- [What you should do]:
Show every line of the data that includes the word "base".

- [Supplied records]:
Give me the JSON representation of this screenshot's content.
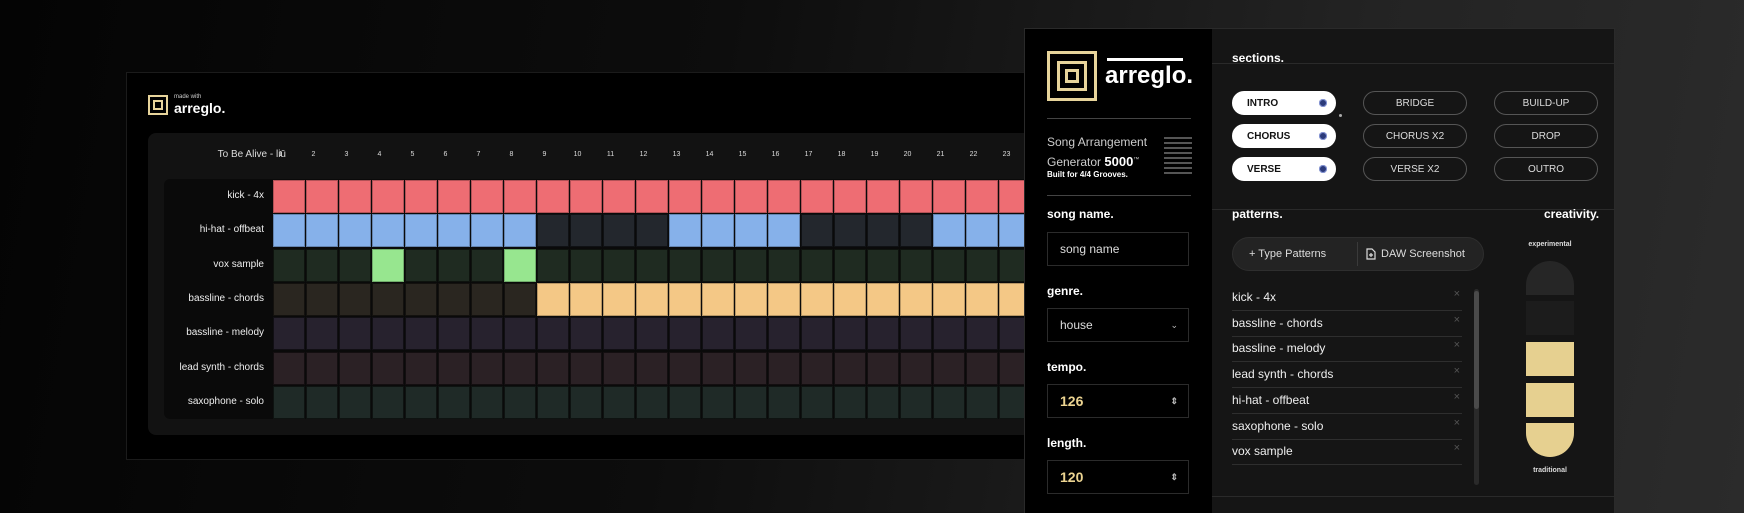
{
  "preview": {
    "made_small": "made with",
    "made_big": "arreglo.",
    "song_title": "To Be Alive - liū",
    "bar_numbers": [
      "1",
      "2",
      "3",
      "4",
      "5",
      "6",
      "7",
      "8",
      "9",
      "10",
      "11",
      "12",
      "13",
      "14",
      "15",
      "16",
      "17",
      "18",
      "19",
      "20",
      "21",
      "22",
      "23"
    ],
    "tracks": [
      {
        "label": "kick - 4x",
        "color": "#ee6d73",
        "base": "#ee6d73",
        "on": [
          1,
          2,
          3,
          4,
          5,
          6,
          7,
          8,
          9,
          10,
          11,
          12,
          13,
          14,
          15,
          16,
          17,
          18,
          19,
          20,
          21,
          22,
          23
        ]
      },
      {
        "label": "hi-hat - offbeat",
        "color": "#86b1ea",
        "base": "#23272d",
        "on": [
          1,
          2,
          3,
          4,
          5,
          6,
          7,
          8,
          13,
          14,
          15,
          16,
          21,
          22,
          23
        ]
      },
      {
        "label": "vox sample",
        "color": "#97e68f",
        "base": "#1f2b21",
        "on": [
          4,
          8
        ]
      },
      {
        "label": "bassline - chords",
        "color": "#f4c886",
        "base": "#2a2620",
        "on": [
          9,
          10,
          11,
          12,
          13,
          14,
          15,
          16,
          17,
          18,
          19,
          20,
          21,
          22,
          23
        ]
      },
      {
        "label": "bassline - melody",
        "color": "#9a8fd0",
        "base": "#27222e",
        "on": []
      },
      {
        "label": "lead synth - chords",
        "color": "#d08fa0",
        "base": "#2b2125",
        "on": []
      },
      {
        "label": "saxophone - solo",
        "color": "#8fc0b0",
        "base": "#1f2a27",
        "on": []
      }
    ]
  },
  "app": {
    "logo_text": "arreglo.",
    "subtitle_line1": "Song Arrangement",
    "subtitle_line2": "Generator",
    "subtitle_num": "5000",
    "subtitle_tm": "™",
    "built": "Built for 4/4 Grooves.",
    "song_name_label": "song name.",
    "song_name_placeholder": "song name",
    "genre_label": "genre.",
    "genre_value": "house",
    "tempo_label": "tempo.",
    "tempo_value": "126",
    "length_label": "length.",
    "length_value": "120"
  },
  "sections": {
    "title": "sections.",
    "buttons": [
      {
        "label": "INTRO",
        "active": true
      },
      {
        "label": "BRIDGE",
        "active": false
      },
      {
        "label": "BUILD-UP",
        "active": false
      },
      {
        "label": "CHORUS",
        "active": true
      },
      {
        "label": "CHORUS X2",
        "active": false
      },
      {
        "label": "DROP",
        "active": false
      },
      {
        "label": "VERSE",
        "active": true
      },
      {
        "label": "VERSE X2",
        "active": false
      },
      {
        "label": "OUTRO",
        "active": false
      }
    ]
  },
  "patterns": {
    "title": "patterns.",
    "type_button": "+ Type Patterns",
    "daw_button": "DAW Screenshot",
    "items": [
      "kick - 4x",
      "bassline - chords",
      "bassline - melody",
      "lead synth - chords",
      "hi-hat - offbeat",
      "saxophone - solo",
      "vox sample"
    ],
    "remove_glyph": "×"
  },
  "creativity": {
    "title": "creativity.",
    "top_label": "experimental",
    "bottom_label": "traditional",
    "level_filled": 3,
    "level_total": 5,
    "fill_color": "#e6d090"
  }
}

- [Your response]:
        "base": "#ee6d73",
        "base": "#23272d",
        "base": "#1f2b21",
        "base": "#2a2620",
        "base": "#27222e",
        "base": "#2b2125",
        "base": "#1f2a27",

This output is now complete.